## What is required
Work out how many lines in the entries contain the string "Tableau", and give nothing but that number.

━━ Records provided ━━

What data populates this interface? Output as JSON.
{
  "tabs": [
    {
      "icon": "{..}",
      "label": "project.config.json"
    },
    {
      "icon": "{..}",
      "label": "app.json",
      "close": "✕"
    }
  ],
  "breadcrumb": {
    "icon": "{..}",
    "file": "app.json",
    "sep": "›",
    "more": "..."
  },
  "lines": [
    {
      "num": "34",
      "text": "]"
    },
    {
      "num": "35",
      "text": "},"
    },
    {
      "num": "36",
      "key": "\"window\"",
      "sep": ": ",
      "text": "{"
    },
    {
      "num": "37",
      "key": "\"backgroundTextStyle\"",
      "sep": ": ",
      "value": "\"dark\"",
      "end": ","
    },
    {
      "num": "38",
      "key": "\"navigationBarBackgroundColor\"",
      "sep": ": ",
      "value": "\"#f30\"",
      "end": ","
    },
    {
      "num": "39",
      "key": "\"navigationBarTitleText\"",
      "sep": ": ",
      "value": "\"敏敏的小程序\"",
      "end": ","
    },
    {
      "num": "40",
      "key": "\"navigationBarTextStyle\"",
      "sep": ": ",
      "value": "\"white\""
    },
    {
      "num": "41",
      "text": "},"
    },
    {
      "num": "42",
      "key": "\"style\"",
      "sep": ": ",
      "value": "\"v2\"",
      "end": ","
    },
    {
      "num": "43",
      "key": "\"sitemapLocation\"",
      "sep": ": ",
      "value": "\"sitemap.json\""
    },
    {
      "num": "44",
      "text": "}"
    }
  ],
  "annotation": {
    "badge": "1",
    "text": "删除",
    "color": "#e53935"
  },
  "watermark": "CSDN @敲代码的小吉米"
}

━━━
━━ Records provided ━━

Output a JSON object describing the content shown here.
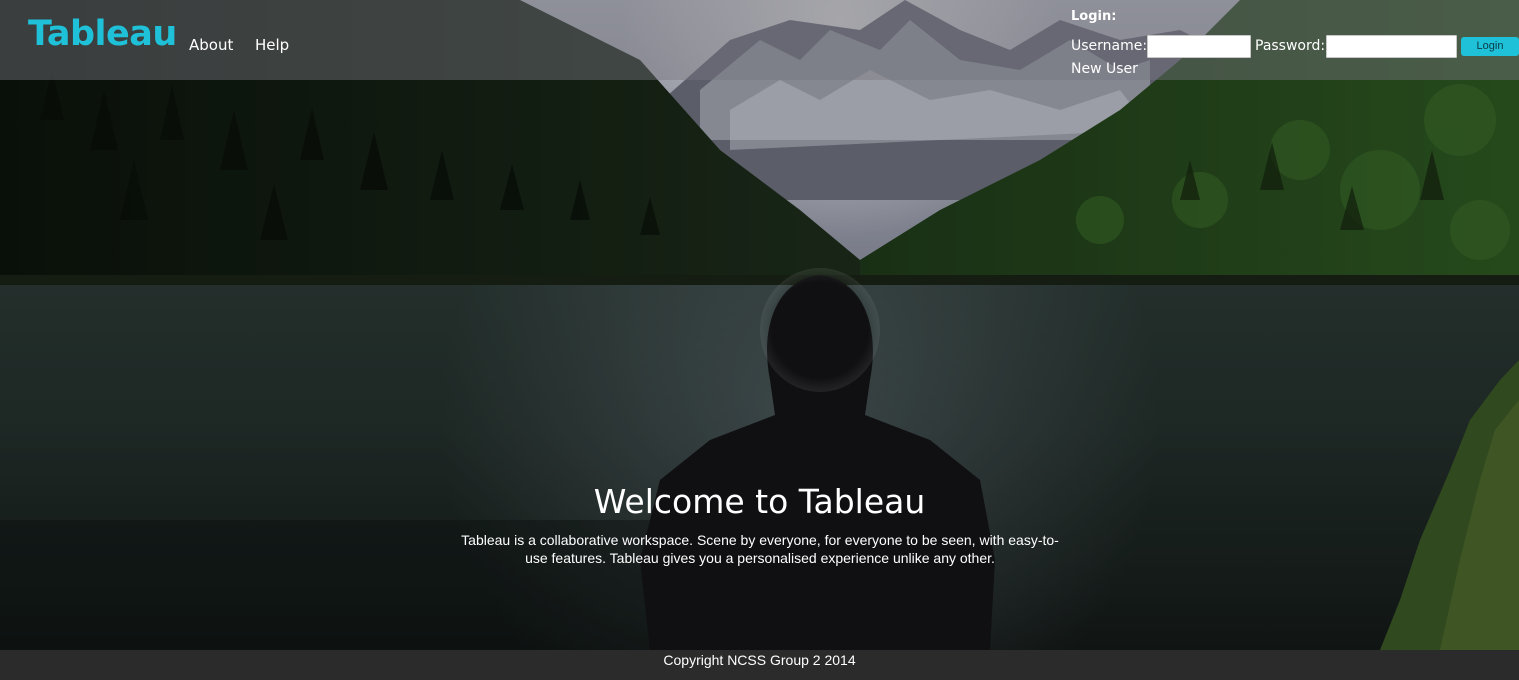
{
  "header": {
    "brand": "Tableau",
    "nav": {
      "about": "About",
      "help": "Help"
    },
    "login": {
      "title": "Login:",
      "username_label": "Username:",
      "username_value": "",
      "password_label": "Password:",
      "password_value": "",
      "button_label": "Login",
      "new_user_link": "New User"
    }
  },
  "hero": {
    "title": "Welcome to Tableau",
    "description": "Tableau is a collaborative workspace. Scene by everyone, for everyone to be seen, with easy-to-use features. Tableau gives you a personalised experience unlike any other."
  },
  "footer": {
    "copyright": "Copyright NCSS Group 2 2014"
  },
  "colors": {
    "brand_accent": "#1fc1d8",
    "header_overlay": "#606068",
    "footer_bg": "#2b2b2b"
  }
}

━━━

## Your solution
3